January 18, 2001
Birthright Israel students take violence in stride, would like to return.
Back in October, 60 UCLA students learned that over winter break they would be going on the trip of a lifetime. They had been chosen from among hundreds of applicants to take part, virtually for free, in UCLA Hillel's Birthright Israel contingent. The Birthright program brings thousands of Jewish students to Israel for 10-day tours that encourage them to discover their own Jewish identity. The 1999 trip had received glowing reviews. But in December 2000, one-third of the UCLA slots were suddenly up for grabs.
The problem, of course, was the ongoing flare-ups of violence that have made some college students and their parents nervous about scheduling a visit to the Jewish homeland. UCLA Hillel, like the other participating chapters nationwide, did its best to reassure the travelers, taking pains to spell out the elaborate security measures that would be in place during their stay. Not everyone was convinced, but UCLA managed to fill a fair number of the vacated spaces with names from the waiting list.
Ultimately, 47 UCLA students made the trip. At some campuses, the high dropout rate proved to be an unexpected boon. The Hillel chapter serving Pierce and Valley colleges was originally entitled to 20 slots. When this group departed on Dec. 31, it had gained an additional 17 travelers. In all, as of the first week in January, some 5,100 young Jews from all over the world had made this winter's Birthright trip. Eight hundred of them hailed from California.
Marlene Post, chairman of Birthright Israel North America, acknowledges that many of the young people had serious concerns when they arrived. Some were additionally shaken when a car bomb exploded in Netanya just one day after their group had visited the city. But the Birthright format allowed them ample opportunity to discuss their fears, and the remainder of their stay in Israel showed them that life goes on. They were encouraged to speak at length to soldiers and others close to their own age, which showed them the stress under which their Israeli counterparts live. Post sees a major benefit in such personal contact: "You start to understand that you are really one people."
Birthright gave each of its participants two 10-minute phone cards, for phoning home in order to allay parents' fears. Many of the cards were put to use on the evening a planeload of UCLA and USC students touched down in Tel Aviv. Upon reaching their hotel, they were quietly informed that there had been a bombing in the city earlier that day. Rebecca Charmack, a USC grad student, was frightened enough to consult the group's rabbi. Later, she was able to be philosophical, recognizing that media reports can blow isolated incidents out of proportion.
Says Charmack, "I go to USC, in the middle of South Central Los Angeles, where there are shootouts and drive-bys every day."
As a new student, she was terrified of walking to her off-campus parking space; later she came to feel completely safe. So too in Israel. When the trip ended, she didn't want to go home, and she looks forward to a return trip some day.

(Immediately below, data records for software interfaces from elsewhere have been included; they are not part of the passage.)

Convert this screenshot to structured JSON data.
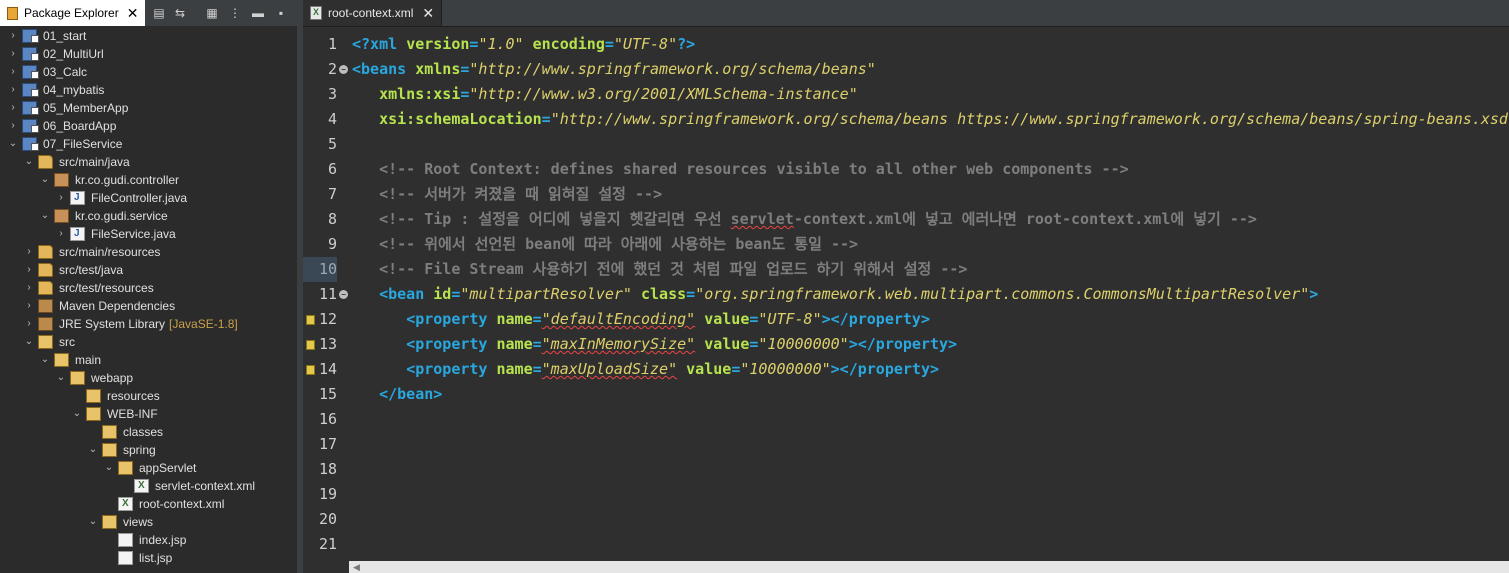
{
  "explorer": {
    "tab_label": "Package Explorer",
    "tree": [
      {
        "label": "01_start",
        "depth": 0,
        "twisty": ">",
        "icon": "project-icon"
      },
      {
        "label": "02_MultiUrl",
        "depth": 0,
        "twisty": ">",
        "icon": "project-icon"
      },
      {
        "label": "03_Calc",
        "depth": 0,
        "twisty": ">",
        "icon": "project-icon"
      },
      {
        "label": "04_mybatis",
        "depth": 0,
        "twisty": ">",
        "icon": "project-icon"
      },
      {
        "label": "05_MemberApp",
        "depth": 0,
        "twisty": ">",
        "icon": "project-icon"
      },
      {
        "label": "06_BoardApp",
        "depth": 0,
        "twisty": ">",
        "icon": "project-icon"
      },
      {
        "label": "07_FileService",
        "depth": 0,
        "twisty": "v",
        "icon": "project-icon"
      },
      {
        "label": "src/main/java",
        "depth": 1,
        "twisty": "v",
        "icon": "source-folder-icon"
      },
      {
        "label": "kr.co.gudi.controller",
        "depth": 2,
        "twisty": "v",
        "icon": "package-icon"
      },
      {
        "label": "FileController.java",
        "depth": 3,
        "twisty": ">",
        "icon": "java-file-icon"
      },
      {
        "label": "kr.co.gudi.service",
        "depth": 2,
        "twisty": "v",
        "icon": "package-icon"
      },
      {
        "label": "FileService.java",
        "depth": 3,
        "twisty": ">",
        "icon": "java-file-icon"
      },
      {
        "label": "src/main/resources",
        "depth": 1,
        "twisty": ">",
        "icon": "source-folder-icon"
      },
      {
        "label": "src/test/java",
        "depth": 1,
        "twisty": ">",
        "icon": "source-folder-icon"
      },
      {
        "label": "src/test/resources",
        "depth": 1,
        "twisty": ">",
        "icon": "source-folder-icon"
      },
      {
        "label": "Maven Dependencies",
        "depth": 1,
        "twisty": ">",
        "icon": "library-icon"
      },
      {
        "label": "JRE System Library",
        "decoration": "[JavaSE-1.8]",
        "depth": 1,
        "twisty": ">",
        "icon": "library-icon"
      },
      {
        "label": "src",
        "depth": 1,
        "twisty": "v",
        "icon": "folder-icon"
      },
      {
        "label": "main",
        "depth": 2,
        "twisty": "v",
        "icon": "folder-icon"
      },
      {
        "label": "webapp",
        "depth": 3,
        "twisty": "v",
        "icon": "folder-icon"
      },
      {
        "label": "resources",
        "depth": 4,
        "twisty": "",
        "icon": "folder-icon"
      },
      {
        "label": "WEB-INF",
        "depth": 4,
        "twisty": "v",
        "icon": "folder-icon"
      },
      {
        "label": "classes",
        "depth": 5,
        "twisty": "",
        "icon": "folder-icon"
      },
      {
        "label": "spring",
        "depth": 5,
        "twisty": "v",
        "icon": "folder-icon"
      },
      {
        "label": "appServlet",
        "depth": 6,
        "twisty": "v",
        "icon": "folder-icon"
      },
      {
        "label": "servlet-context.xml",
        "depth": 7,
        "twisty": "",
        "icon": "xml-file-icon"
      },
      {
        "label": "root-context.xml",
        "depth": 6,
        "twisty": "",
        "icon": "xml-file-icon"
      },
      {
        "label": "views",
        "depth": 5,
        "twisty": "v",
        "icon": "folder-icon"
      },
      {
        "label": "index.jsp",
        "depth": 6,
        "twisty": "",
        "icon": "jsp-file-icon"
      },
      {
        "label": "list.jsp",
        "depth": 6,
        "twisty": "",
        "icon": "jsp-file-icon"
      }
    ]
  },
  "editor": {
    "tab_label": "root-context.xml",
    "current_line": 10,
    "lines": [
      {
        "n": "1",
        "parts": [
          [
            "tag",
            "<?xml "
          ],
          [
            "attr",
            "version"
          ],
          [
            "tag",
            "="
          ],
          [
            "val",
            "\"1.0\""
          ],
          [
            "tag",
            " "
          ],
          [
            "attr",
            "encoding"
          ],
          [
            "tag",
            "="
          ],
          [
            "val",
            "\"UTF-8\""
          ],
          [
            "tag",
            "?>"
          ]
        ]
      },
      {
        "n": "2",
        "fold": true,
        "parts": [
          [
            "tag",
            "<beans "
          ],
          [
            "attr",
            "xmlns"
          ],
          [
            "tag",
            "="
          ],
          [
            "val",
            "\"http://www.springframework.org/schema/beans\""
          ]
        ]
      },
      {
        "n": "3",
        "parts": [
          [
            "txt",
            "   "
          ],
          [
            "attr",
            "xmlns:xsi"
          ],
          [
            "tag",
            "="
          ],
          [
            "val",
            "\"http://www.w3.org/2001/XMLSchema-instance\""
          ]
        ]
      },
      {
        "n": "4",
        "parts": [
          [
            "txt",
            "   "
          ],
          [
            "attr",
            "xsi:schemaLocation"
          ],
          [
            "tag",
            "="
          ],
          [
            "val",
            "\"http://www.springframework.org/schema/beans https://www.springframework.org/schema/beans/spring-beans.xsd\""
          ],
          [
            "tag",
            ">"
          ]
        ]
      },
      {
        "n": "5",
        "parts": []
      },
      {
        "n": "6",
        "parts": [
          [
            "com",
            "   <!-- Root Context: defines shared resources visible to all other web components -->"
          ]
        ]
      },
      {
        "n": "7",
        "parts": [
          [
            "com",
            "   <!-- 서버가 켜졌을 때 읽혀질 설정 -->"
          ]
        ]
      },
      {
        "n": "8",
        "parts": [
          [
            "com",
            "   <!-- Tip : 설정을 어디에 넣을지 헷갈리면 우선 "
          ],
          [
            "comsq",
            "servlet"
          ],
          [
            "com",
            "-context.xml에 넣고 에러나면 root-context.xml에 넣기 -->"
          ]
        ]
      },
      {
        "n": "9",
        "parts": [
          [
            "com",
            "   <!-- 위에서 선언된 bean에 따라 아래에 사용하는 bean도 통일 -->"
          ]
        ]
      },
      {
        "n": "10",
        "parts": [
          [
            "com",
            "   <!-- File Stream 사용하기 전에 했던 것 처럼 파일 업로드 하기 위해서 설정 -->"
          ]
        ]
      },
      {
        "n": "11",
        "fold": true,
        "parts": [
          [
            "txt",
            "   "
          ],
          [
            "tag",
            "<bean "
          ],
          [
            "attr",
            "id"
          ],
          [
            "tag",
            "="
          ],
          [
            "val",
            "\"multipartResolver\""
          ],
          [
            "tag",
            " "
          ],
          [
            "attr",
            "class"
          ],
          [
            "tag",
            "="
          ],
          [
            "val",
            "\"org.springframework.web.multipart.commons.CommonsMultipartResolver\""
          ],
          [
            "tag",
            ">"
          ]
        ]
      },
      {
        "n": "12",
        "mark": true,
        "parts": [
          [
            "txt",
            "      "
          ],
          [
            "tag",
            "<property "
          ],
          [
            "attr",
            "name"
          ],
          [
            "tag",
            "="
          ],
          [
            "valsq",
            "\"defaultEncoding\""
          ],
          [
            "tag",
            " "
          ],
          [
            "attr",
            "value"
          ],
          [
            "tag",
            "="
          ],
          [
            "val",
            "\"UTF-8\""
          ],
          [
            "tag",
            "></property>"
          ]
        ]
      },
      {
        "n": "13",
        "mark": true,
        "parts": [
          [
            "txt",
            "      "
          ],
          [
            "tag",
            "<property "
          ],
          [
            "attr",
            "name"
          ],
          [
            "tag",
            "="
          ],
          [
            "valsq",
            "\"maxInMemorySize\""
          ],
          [
            "tag",
            " "
          ],
          [
            "attr",
            "value"
          ],
          [
            "tag",
            "="
          ],
          [
            "val",
            "\"10000000\""
          ],
          [
            "tag",
            "></property>"
          ]
        ]
      },
      {
        "n": "14",
        "mark": true,
        "parts": [
          [
            "txt",
            "      "
          ],
          [
            "tag",
            "<property "
          ],
          [
            "attr",
            "name"
          ],
          [
            "tag",
            "="
          ],
          [
            "valsq",
            "\"maxUploadSize\""
          ],
          [
            "tag",
            " "
          ],
          [
            "attr",
            "value"
          ],
          [
            "tag",
            "="
          ],
          [
            "val",
            "\"10000000\""
          ],
          [
            "tag",
            "></property>"
          ]
        ]
      },
      {
        "n": "15",
        "parts": [
          [
            "txt",
            "   "
          ],
          [
            "tag",
            "</bean>"
          ]
        ]
      },
      {
        "n": "16",
        "parts": []
      },
      {
        "n": "17",
        "parts": []
      },
      {
        "n": "18",
        "parts": []
      },
      {
        "n": "19",
        "parts": []
      },
      {
        "n": "20",
        "parts": []
      },
      {
        "n": "21",
        "parts": []
      }
    ]
  },
  "colors": {
    "tag": "#29a7de",
    "attribute": "#b6e34e",
    "value": "#ddd06b",
    "comment": "#7e7e7e",
    "editor_background": "#2f2f2f"
  }
}
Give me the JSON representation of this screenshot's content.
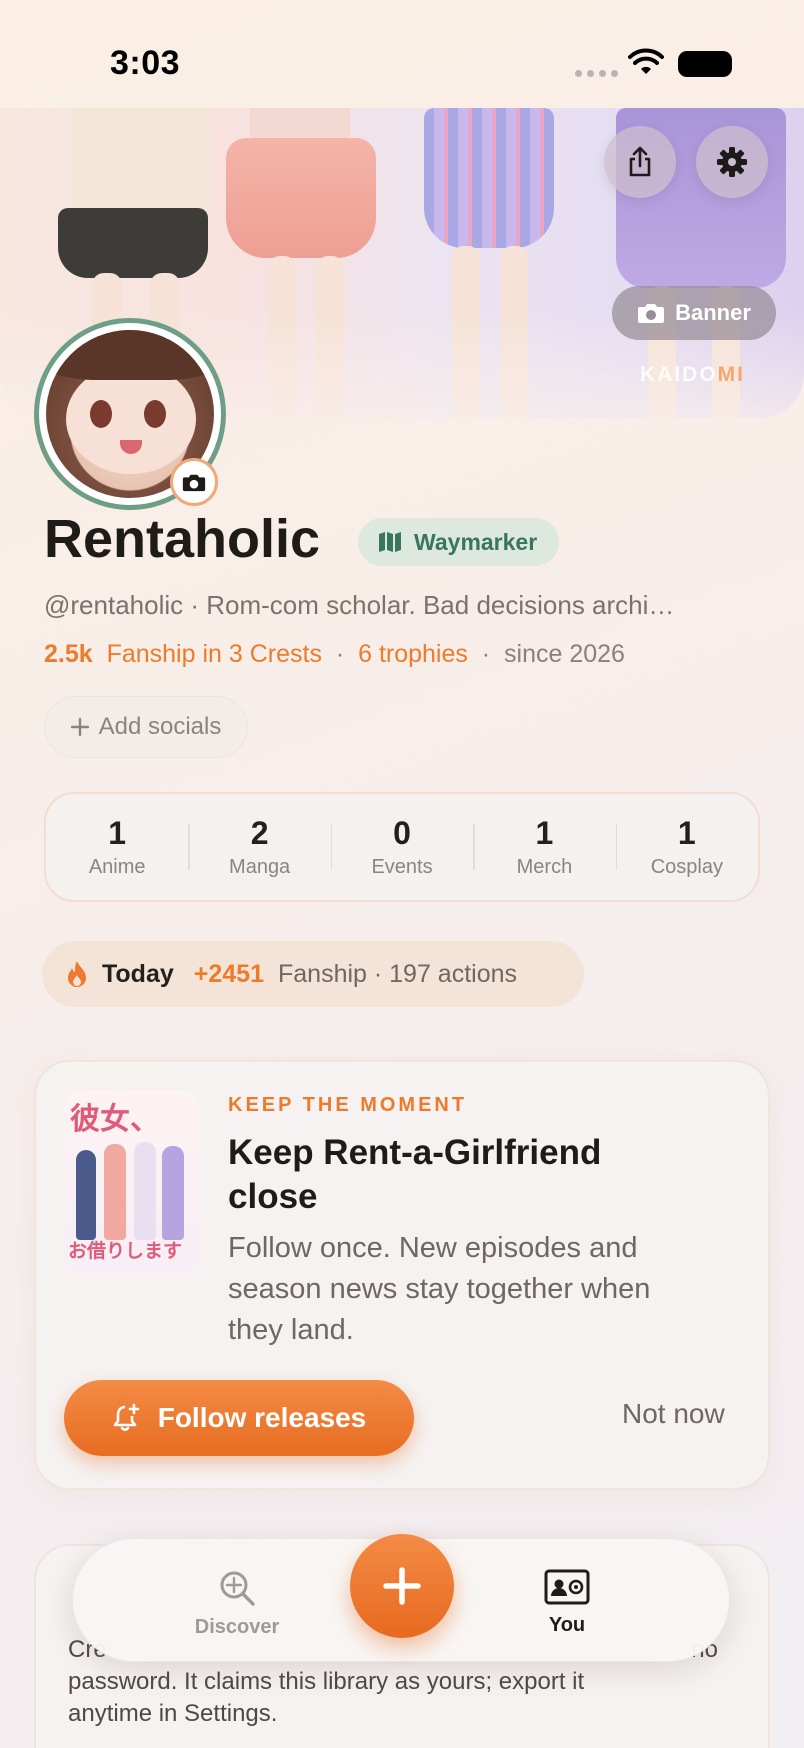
{
  "status_bar": {
    "time": "3:03"
  },
  "header": {
    "banner_button_label": "Banner",
    "brand_prefix": "KAIDO",
    "brand_suffix": "MI"
  },
  "profile": {
    "display_name": "Rentaholic",
    "badge_label": "Waymarker",
    "bio": "@rentaholic · Rom-com scholar. Bad decisions archi…",
    "fanship_count": "2.5k",
    "fanship_text": "Fanship in 3 Crests",
    "separator": "·",
    "trophies": "6 trophies",
    "since": "since 2026",
    "add_socials_label": "Add socials"
  },
  "counts": [
    {
      "value": "1",
      "label": "Anime"
    },
    {
      "value": "2",
      "label": "Manga"
    },
    {
      "value": "0",
      "label": "Events"
    },
    {
      "value": "1",
      "label": "Merch"
    },
    {
      "value": "1",
      "label": "Cosplay"
    }
  ],
  "today": {
    "label": "Today",
    "delta": "+2451",
    "rest": "Fanship · 197 actions"
  },
  "card": {
    "eyebrow": "KEEP THE MOMENT",
    "title": "Keep Rent-a-Girlfriend close",
    "body": "Follow once. New episodes and season news stay together when they land.",
    "primary_label": "Follow releases",
    "secondary_label": "Not now",
    "thumb_title_top": "彼女、",
    "thumb_title_bottom": "お借りします"
  },
  "card2": {
    "text_line_1": "Cre",
    "text_line_1_end": "no",
    "text_line_2": "password. It claims this library as yours; export it",
    "text_line_3": "anytime in Settings."
  },
  "nav": {
    "discover_label": "Discover",
    "you_label": "You"
  },
  "colors": {
    "accent": "#ee7a2b",
    "badge_green": "#3a7560",
    "text_dark": "#1f1b19",
    "text_muted": "#8a817c"
  }
}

Given that several violent episodes occurred while they were on Israeli soil, Birthright travelers could not resist a touch of gallows humor. Lisa Schloss of USC recalls that on a rainy afternoon in Jerusalem, everyone in her group was handed a matching umbrella emblazoned with the Birthright name. At which one wag quipped, "Oh, we're just one huge target now."
By and large, the students were well aware of how carefully they were being protected. USC's Garrett Shaw notes there was a soldier with a sniper rifle for every 20 students; when Shaw left the group briefly to get minor medical treatment, he was accompanied by an armed bodyguard.
Bill Golditch of UCLA admits that "a lot of the trip was like traveling in a bubble," a far cry from the experience of soldiers with whom he chatted. From them he learned the basic fact of Israeli life: "You really don't know what's going to happen from day to day." That doesn't stop Golditch from wanting to return. He's convinced that having visited Israel once, he knows enough not to be afraid.
Shaw, a USC senior, was able to take part in the Birthright trip because someone else had opted to stay home. Originally on the waiting list, Shaw had planned to use his winter break studying Spanish in Costa Rica. But when a slot opened, he didn't hesitate to come aboard. As he puts it, "I think Jewish solidarity is a major thing right now. Not only was I not nervous -- I was proud to go."
Sarah Talei, a USC junior, made the opposite choice. She pulled out of the trip a mere week before her schoolmates departed. Her decision was based on her parents' anxieties. They consulted an uncle based in Israel, who advised her to wait until the current cycle of violence had run its course.
Talei muses, "I hope I gained some points [with my parents] by not going." Still, she can't help having regrets: "The majority of people around me told me not to go. But my gut feeling was that nothing would really happen."
The Birthright returnees agree that despite the tension in the air, their trip was a superlative experience. In Golditch's own words, "It gives a whole new dimension to Jewish identity."